"front line responders at a local level", and with local authorities to which the service is already happily linked?
The framework calls for greater co-operation with police and ambulance services, but these are local services, so what is the benefit of having regional management boards running this service which is, by definition, a local service?
Why are regional management boards being instructed to draw up human resources strategies, when this should be conducted at a local level? It is clear that there will be considerable displacement of staff from control rooms, but it is anticipated that they will be absorbed into, or have the situation managed by, local authorities. Why is a regional HR strategy required?

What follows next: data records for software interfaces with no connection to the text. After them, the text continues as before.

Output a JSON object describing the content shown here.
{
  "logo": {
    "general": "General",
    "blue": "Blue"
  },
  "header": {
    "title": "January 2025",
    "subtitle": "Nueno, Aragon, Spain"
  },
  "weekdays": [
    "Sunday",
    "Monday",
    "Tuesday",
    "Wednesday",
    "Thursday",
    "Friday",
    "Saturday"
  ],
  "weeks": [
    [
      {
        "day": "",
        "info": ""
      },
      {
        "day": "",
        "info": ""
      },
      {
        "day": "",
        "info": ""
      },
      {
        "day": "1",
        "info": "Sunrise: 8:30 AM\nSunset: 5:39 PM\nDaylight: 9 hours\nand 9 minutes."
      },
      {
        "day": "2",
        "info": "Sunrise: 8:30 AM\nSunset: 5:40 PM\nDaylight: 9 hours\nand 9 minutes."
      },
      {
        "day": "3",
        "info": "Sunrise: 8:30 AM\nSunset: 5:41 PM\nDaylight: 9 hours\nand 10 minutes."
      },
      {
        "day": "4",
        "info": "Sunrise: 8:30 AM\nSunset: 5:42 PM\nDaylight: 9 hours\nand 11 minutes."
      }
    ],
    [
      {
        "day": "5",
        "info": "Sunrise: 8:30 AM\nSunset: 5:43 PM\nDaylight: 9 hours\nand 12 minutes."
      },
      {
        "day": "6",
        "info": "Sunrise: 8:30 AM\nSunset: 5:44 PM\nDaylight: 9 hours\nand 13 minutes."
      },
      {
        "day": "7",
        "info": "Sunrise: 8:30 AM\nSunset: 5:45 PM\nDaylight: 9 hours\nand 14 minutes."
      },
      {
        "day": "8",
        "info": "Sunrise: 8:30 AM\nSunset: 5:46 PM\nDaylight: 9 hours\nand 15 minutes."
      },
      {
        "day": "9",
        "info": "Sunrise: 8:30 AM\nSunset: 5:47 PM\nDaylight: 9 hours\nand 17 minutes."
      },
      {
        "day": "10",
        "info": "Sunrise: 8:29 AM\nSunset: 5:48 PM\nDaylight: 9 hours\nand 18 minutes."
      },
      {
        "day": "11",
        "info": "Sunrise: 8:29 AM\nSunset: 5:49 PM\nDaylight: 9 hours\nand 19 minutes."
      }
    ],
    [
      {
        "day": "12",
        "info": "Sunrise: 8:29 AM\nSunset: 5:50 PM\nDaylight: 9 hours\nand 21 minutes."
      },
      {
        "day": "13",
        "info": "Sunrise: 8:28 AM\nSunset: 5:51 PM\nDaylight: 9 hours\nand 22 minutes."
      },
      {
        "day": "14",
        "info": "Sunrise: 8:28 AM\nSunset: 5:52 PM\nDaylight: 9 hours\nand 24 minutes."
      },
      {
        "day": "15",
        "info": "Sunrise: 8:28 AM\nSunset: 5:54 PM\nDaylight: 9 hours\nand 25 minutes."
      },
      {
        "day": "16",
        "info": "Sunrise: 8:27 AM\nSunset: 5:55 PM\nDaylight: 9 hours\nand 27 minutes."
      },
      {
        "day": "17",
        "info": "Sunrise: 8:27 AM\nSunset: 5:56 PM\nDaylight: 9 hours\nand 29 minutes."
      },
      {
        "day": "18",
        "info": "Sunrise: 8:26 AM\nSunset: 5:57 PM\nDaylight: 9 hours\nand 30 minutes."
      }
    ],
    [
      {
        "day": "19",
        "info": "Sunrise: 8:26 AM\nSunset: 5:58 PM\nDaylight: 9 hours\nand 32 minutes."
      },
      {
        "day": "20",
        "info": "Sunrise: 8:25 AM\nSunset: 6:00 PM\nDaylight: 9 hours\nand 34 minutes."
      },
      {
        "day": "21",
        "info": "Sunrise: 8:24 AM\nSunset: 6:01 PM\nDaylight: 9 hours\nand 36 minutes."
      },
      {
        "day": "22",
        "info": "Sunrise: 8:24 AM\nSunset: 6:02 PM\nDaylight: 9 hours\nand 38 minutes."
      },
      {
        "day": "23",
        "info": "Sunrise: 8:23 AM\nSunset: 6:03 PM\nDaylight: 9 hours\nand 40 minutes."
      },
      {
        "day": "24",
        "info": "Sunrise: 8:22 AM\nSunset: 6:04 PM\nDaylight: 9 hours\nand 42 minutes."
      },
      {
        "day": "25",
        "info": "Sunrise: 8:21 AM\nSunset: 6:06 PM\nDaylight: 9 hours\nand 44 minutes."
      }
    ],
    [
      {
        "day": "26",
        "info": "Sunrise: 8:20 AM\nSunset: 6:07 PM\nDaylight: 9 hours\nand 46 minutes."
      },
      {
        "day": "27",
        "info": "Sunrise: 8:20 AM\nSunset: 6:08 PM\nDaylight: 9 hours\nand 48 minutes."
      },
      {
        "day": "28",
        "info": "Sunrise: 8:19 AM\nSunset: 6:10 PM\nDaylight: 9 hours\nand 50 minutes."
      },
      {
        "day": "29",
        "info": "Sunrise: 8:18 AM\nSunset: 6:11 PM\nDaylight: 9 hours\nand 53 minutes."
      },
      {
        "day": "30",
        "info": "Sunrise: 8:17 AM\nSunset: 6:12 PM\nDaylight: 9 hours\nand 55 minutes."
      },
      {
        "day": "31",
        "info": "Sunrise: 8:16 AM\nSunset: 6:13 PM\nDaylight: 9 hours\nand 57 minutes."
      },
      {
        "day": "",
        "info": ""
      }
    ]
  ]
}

I will address the situation regarding the FiReControl project; that is, the regional control rooms. The 2004-05 framework said that a finance working group had been set up to make recommendations on funding issues associated with the project by September 2004. The Minister will know that it did not report until November, and then there were highly restricted details on finance. How will authorities be expected to respond to this report, and the outline business case, in the light of the sparsity of information, and in a significantly reduced time-scale?
It is apparent, at paragraph 2.14, that more information has been given to the chairmen of the regional management boards, and they have been consulted on the full outline business case. The fire and rescue authorities have been consulted on the outline business case but with some commercially sensitive information excluded. How are the full boards to make decisions on financial matters when the business case will not be published until mid-2005?
I have already put down some Questions on the Firelink project. As we know, the contract signing has been delayed. Will the Minister confirm that either in the absence of such a contract, or one being signed imminently, there will be no call on fire and rescue authorities to make any contributions in this financial year, since they would now be under very short notice for their financial planning? It would also be a good opportunity here to record the considerable concerns of local government about the speed and secretiveness of the Firelink project, particularly as local government are already committed to the responsibility for bringing the computer system in within the Government's time-scale, and, presumably at its negotiated costs.
There are still some big issues around with regard to the new fire and rescue service. I have at least raised some of them here, and I hope that the Minister will answer them tonight, or if unable to deal with them all, give a written reply.